Say how many lines of the listing below include the word "this", with no other output.

-- Provided entries follows --

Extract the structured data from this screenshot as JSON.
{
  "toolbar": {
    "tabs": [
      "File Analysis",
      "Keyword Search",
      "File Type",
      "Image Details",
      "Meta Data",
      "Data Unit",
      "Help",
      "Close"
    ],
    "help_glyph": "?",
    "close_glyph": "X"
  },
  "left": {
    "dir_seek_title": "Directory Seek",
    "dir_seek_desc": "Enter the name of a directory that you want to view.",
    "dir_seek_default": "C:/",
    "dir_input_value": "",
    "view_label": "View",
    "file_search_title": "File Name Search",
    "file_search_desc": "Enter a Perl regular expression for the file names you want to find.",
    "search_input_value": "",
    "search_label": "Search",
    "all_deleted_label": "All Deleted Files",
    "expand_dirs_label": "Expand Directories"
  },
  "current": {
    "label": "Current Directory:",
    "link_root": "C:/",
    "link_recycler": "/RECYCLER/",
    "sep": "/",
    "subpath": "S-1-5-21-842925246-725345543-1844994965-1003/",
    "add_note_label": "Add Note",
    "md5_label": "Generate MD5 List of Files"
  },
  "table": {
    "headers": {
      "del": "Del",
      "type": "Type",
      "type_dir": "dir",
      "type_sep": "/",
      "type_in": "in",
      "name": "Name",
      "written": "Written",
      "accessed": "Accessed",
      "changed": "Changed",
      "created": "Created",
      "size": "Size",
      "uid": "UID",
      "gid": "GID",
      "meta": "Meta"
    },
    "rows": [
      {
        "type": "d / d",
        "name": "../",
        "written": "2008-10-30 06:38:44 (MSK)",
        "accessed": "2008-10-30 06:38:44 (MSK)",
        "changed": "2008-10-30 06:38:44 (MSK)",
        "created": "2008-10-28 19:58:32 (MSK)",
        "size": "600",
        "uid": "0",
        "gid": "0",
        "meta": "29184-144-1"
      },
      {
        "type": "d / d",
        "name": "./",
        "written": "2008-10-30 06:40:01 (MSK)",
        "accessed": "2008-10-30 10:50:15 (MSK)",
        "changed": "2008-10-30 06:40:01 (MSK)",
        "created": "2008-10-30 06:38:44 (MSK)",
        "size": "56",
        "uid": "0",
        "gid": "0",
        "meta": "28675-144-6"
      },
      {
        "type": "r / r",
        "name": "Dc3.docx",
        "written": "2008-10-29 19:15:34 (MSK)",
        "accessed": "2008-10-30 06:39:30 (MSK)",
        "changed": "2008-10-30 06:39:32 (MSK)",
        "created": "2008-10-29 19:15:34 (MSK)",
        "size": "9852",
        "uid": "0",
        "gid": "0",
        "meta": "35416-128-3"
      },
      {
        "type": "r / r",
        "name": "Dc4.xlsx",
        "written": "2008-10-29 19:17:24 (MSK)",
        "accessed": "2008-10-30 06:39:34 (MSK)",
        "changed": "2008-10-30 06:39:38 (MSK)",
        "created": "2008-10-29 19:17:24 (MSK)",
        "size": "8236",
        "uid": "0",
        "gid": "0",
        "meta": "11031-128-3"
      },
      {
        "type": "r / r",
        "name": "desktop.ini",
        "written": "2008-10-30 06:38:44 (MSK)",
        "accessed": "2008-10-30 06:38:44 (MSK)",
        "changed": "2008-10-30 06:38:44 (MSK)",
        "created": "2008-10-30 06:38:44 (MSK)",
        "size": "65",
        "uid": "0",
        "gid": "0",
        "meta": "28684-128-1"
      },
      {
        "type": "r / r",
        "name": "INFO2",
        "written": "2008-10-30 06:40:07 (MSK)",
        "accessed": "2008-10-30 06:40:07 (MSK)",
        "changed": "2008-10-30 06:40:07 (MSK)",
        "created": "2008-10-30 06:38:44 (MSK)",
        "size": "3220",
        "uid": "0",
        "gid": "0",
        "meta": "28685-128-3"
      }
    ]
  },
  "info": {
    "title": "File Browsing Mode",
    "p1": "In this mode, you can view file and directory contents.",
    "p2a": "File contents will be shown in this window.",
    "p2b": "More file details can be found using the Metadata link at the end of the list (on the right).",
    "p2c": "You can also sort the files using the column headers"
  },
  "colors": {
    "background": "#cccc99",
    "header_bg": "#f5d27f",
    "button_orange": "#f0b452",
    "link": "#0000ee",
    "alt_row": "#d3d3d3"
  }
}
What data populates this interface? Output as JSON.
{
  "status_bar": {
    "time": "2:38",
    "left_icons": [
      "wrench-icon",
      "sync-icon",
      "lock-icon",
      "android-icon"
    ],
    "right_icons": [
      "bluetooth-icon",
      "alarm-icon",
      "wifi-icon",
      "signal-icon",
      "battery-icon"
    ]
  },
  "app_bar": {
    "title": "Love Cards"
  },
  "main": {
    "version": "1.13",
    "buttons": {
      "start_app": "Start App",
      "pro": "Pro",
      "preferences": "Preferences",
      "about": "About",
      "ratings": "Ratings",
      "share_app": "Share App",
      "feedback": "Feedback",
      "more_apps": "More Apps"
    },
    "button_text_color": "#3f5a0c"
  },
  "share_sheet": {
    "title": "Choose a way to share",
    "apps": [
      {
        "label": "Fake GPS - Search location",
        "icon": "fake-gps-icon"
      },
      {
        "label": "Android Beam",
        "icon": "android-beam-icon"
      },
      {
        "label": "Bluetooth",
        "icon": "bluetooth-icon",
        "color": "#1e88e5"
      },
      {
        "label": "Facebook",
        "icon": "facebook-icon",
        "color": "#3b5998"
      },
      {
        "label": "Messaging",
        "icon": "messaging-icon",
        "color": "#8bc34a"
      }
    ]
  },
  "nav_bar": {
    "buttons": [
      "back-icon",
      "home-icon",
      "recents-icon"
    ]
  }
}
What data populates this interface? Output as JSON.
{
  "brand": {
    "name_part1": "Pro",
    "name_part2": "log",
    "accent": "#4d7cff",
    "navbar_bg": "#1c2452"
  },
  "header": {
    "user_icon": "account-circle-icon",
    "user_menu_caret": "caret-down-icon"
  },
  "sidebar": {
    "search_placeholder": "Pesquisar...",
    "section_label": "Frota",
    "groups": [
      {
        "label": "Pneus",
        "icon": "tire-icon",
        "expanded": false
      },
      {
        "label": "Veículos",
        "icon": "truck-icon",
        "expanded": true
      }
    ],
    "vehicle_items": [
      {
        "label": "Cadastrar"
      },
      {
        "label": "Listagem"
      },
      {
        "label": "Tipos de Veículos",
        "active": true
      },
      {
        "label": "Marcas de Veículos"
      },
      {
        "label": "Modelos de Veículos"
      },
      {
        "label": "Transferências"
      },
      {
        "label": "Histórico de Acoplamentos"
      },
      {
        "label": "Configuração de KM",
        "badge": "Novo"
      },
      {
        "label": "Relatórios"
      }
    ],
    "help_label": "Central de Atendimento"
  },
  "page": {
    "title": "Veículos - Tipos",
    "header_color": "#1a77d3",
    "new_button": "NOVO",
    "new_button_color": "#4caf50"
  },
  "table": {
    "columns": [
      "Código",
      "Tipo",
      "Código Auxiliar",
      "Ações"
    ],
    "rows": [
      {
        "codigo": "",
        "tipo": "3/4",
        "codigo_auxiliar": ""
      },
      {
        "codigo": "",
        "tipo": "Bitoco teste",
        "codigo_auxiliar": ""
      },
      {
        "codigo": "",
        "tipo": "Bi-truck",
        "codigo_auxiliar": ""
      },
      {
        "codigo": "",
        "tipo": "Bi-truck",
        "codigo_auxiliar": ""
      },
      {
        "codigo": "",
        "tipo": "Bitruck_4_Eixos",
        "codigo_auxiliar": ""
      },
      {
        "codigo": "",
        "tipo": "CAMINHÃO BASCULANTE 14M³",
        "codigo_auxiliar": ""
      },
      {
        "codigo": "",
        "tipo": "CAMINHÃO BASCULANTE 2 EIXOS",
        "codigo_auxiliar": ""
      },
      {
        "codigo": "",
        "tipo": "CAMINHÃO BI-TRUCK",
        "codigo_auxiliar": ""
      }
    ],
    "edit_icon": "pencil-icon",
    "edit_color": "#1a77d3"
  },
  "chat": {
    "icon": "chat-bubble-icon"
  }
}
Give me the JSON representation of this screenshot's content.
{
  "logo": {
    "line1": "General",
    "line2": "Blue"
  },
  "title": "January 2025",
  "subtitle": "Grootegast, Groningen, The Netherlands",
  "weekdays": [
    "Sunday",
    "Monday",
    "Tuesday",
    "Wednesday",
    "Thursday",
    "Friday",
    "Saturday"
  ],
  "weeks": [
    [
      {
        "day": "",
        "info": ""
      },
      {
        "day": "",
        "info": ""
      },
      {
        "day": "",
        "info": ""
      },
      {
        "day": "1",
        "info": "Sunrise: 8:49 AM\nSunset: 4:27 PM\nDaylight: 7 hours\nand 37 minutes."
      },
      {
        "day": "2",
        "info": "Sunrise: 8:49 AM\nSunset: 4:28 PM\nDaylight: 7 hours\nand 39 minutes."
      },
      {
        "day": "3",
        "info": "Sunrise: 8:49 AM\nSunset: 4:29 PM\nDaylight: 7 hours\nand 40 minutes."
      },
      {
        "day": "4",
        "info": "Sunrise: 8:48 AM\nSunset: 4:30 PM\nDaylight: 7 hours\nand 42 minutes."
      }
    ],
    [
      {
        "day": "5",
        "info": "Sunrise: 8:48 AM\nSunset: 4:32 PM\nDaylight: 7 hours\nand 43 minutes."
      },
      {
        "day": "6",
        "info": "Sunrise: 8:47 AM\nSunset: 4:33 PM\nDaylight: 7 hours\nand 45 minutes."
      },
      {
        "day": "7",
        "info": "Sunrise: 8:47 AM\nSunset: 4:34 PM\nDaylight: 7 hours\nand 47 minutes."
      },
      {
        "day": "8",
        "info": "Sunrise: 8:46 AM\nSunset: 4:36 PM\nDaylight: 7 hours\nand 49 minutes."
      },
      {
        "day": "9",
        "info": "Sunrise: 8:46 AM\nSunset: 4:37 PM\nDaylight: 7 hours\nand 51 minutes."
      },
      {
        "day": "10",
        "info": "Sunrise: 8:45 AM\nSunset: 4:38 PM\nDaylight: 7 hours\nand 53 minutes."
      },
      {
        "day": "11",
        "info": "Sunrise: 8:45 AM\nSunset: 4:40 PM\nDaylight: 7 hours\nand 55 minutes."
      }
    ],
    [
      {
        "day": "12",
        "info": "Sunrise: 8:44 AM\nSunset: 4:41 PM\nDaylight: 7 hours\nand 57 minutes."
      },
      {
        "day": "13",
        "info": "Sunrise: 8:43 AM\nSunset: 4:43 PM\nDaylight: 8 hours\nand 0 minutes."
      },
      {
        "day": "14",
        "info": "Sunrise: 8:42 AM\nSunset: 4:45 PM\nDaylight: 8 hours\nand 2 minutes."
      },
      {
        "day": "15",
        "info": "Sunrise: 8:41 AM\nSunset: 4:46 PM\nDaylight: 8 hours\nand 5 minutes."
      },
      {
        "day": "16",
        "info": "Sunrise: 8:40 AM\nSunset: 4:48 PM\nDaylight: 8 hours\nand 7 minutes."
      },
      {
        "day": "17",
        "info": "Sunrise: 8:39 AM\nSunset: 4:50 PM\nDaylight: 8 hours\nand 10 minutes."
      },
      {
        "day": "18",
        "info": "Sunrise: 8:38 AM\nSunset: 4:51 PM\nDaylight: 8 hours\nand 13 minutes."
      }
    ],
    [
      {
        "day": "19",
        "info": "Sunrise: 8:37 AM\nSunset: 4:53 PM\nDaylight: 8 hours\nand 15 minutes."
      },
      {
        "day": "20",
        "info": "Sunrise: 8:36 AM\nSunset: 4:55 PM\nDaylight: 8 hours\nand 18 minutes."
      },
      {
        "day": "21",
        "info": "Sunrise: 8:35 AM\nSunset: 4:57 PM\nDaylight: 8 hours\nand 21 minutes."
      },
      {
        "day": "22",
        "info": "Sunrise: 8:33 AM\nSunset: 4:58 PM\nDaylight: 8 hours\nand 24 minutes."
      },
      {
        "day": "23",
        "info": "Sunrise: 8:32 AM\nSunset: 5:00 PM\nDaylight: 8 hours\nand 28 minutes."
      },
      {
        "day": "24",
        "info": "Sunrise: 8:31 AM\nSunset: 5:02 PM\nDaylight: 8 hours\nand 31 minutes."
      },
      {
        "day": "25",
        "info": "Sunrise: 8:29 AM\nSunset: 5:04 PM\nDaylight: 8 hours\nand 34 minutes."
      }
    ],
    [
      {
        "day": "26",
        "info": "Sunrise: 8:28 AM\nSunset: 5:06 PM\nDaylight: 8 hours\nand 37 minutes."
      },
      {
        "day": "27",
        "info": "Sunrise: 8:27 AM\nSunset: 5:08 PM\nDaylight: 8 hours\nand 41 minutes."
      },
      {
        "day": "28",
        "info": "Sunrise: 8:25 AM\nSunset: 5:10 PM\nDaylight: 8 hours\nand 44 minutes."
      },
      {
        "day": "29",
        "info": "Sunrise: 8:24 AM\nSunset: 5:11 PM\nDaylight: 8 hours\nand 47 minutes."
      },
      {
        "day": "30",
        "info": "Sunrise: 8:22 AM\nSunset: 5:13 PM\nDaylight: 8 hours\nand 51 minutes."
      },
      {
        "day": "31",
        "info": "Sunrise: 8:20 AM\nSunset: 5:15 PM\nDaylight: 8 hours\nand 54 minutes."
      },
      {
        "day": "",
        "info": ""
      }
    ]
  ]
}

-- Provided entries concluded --

> **Worked solution**: 6